◆ About this exercise: Output every entry below word for word, minus the images.

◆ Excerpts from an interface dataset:
===============

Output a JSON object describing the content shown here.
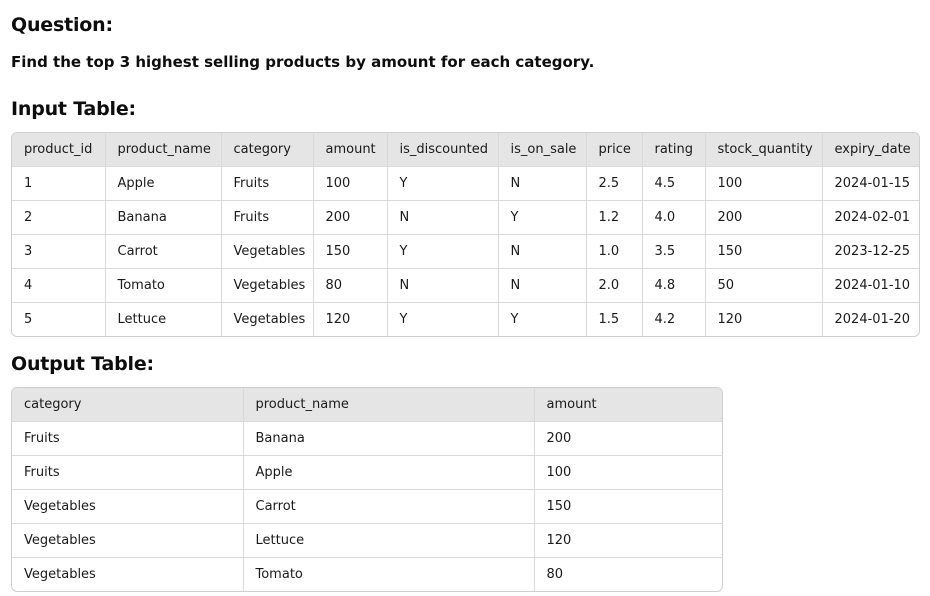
{
  "question_heading": "Question:",
  "question_text": "Find the top 3 highest selling products by amount for each category.",
  "input_heading": "Input Table:",
  "input_table": {
    "columns": [
      "product_id",
      "product_name",
      "category",
      "amount",
      "is_discounted",
      "is_on_sale",
      "price",
      "rating",
      "stock_quantity",
      "expiry_date"
    ],
    "rows": [
      [
        "1",
        "Apple",
        "Fruits",
        "100",
        "Y",
        "N",
        "2.5",
        "4.5",
        "100",
        "2024-01-15"
      ],
      [
        "2",
        "Banana",
        "Fruits",
        "200",
        "N",
        "Y",
        "1.2",
        "4.0",
        "200",
        "2024-02-01"
      ],
      [
        "3",
        "Carrot",
        "Vegetables",
        "150",
        "Y",
        "N",
        "1.0",
        "3.5",
        "150",
        "2023-12-25"
      ],
      [
        "4",
        "Tomato",
        "Vegetables",
        "80",
        "N",
        "N",
        "2.0",
        "4.8",
        "50",
        "2024-01-10"
      ],
      [
        "5",
        "Lettuce",
        "Vegetables",
        "120",
        "Y",
        "Y",
        "1.5",
        "4.2",
        "120",
        "2024-01-20"
      ]
    ]
  },
  "output_heading": "Output Table:",
  "output_table": {
    "columns": [
      "category",
      "product_name",
      "amount"
    ],
    "rows": [
      [
        "Fruits",
        "Banana",
        "200"
      ],
      [
        "Fruits",
        "Apple",
        "100"
      ],
      [
        "Vegetables",
        "Carrot",
        "150"
      ],
      [
        "Vegetables",
        "Lettuce",
        "120"
      ],
      [
        "Vegetables",
        "Tomato",
        "80"
      ]
    ]
  }
}
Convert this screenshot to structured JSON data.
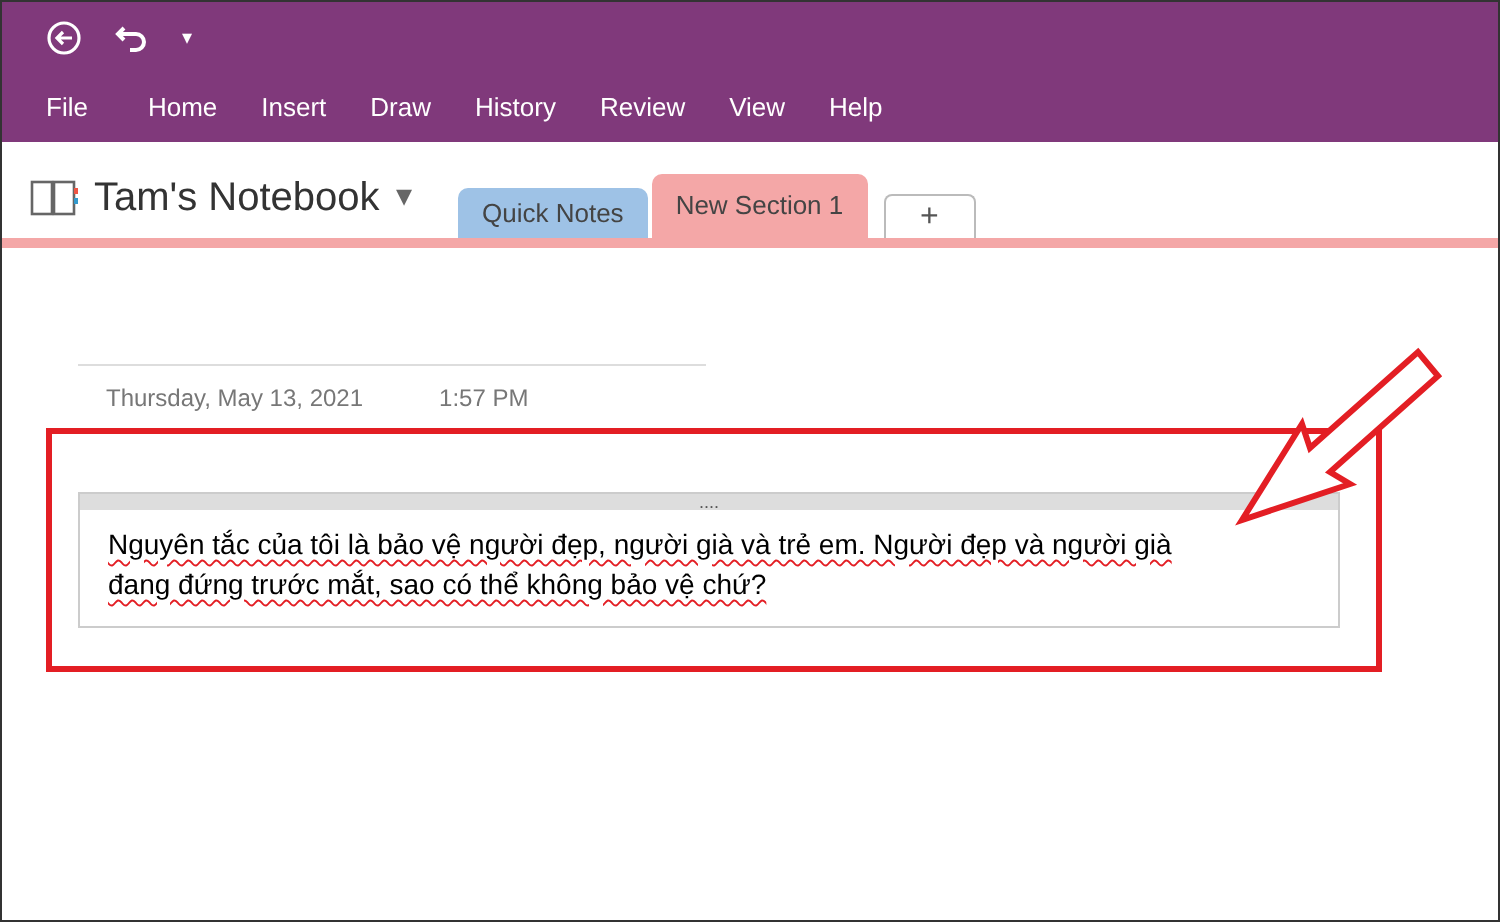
{
  "quick_access": {
    "overflow": "▾"
  },
  "menu": [
    "File",
    "Home",
    "Insert",
    "Draw",
    "History",
    "Review",
    "View",
    "Help"
  ],
  "notebook": {
    "title": "Tam's Notebook",
    "dropdown": "▾"
  },
  "section_tabs": [
    {
      "label": "Quick Notes",
      "color": "#9ec2e6",
      "selected": false
    },
    {
      "label": "New Section 1",
      "color": "#f4a7a7",
      "selected": true
    },
    {
      "label": "+",
      "kind": "add"
    }
  ],
  "page": {
    "date": "Thursday, May 13, 2021",
    "time": "1:57 PM",
    "note": {
      "handle": "....",
      "misspelled": true,
      "lines": [
        "Nguyên tắc của tôi là bảo vệ người đẹp, người già và trẻ em. Người đẹp và người già",
        "đang đứng trước mắt, sao có thể không bảo vệ chứ?"
      ]
    }
  },
  "annotation": {
    "highlight": true,
    "arrow": true
  }
}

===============

◆ Answer section:
Output a JSON object describing the content shown here.
{
  "question_heading": "Question:",
  "question_text": "Find the top 3 highest selling products by amount for each category.",
  "input_heading": "Input Table:",
  "input_table": {
    "columns": [
      "product_id",
      "product_name",
      "category",
      "amount",
      "is_discounted",
      "is_on_sale",
      "price",
      "rating",
      "stock_quantity",
      "expiry_date"
    ],
    "rows": [
      [
        "1",
        "Apple",
        "Fruits",
        "100",
        "Y",
        "N",
        "2.5",
        "4.5",
        "100",
        "2024-01-15"
      ],
      [
        "2",
        "Banana",
        "Fruits",
        "200",
        "N",
        "Y",
        "1.2",
        "4.0",
        "200",
        "2024-02-01"
      ],
      [
        "3",
        "Carrot",
        "Vegetables",
        "150",
        "Y",
        "N",
        "1.0",
        "3.5",
        "150",
        "2023-12-25"
      ],
      [
        "4",
        "Tomato",
        "Vegetables",
        "80",
        "N",
        "N",
        "2.0",
        "4.8",
        "50",
        "2024-01-10"
      ],
      [
        "5",
        "Lettuce",
        "Vegetables",
        "120",
        "Y",
        "Y",
        "1.5",
        "4.2",
        "120",
        "2024-01-20"
      ]
    ]
  },
  "output_heading": "Output Table:",
  "output_table": {
    "columns": [
      "category",
      "product_name",
      "amount"
    ],
    "rows": [
      [
        "Fruits",
        "Banana",
        "200"
      ],
      [
        "Fruits",
        "Apple",
        "100"
      ],
      [
        "Vegetables",
        "Carrot",
        "150"
      ],
      [
        "Vegetables",
        "Lettuce",
        "120"
      ],
      [
        "Vegetables",
        "Tomato",
        "80"
      ]
    ]
  }
}
Convert this screenshot to structured JSON data.
{
  "quick_access": {
    "overflow": "▾"
  },
  "menu": [
    "File",
    "Home",
    "Insert",
    "Draw",
    "History",
    "Review",
    "View",
    "Help"
  ],
  "notebook": {
    "title": "Tam's Notebook",
    "dropdown": "▾"
  },
  "section_tabs": [
    {
      "label": "Quick Notes",
      "color": "#9ec2e6",
      "selected": false
    },
    {
      "label": "New Section 1",
      "color": "#f4a7a7",
      "selected": true
    },
    {
      "label": "+",
      "kind": "add"
    }
  ],
  "page": {
    "date": "Thursday, May 13, 2021",
    "time": "1:57 PM",
    "note": {
      "handle": "....",
      "misspelled": true,
      "lines": [
        "Nguyên tắc của tôi là bảo vệ người đẹp, người già và trẻ em. Người đẹp và người già",
        "đang đứng trước mắt, sao có thể không bảo vệ chứ?"
      ]
    }
  },
  "annotation": {
    "highlight": true,
    "arrow": true
  }
}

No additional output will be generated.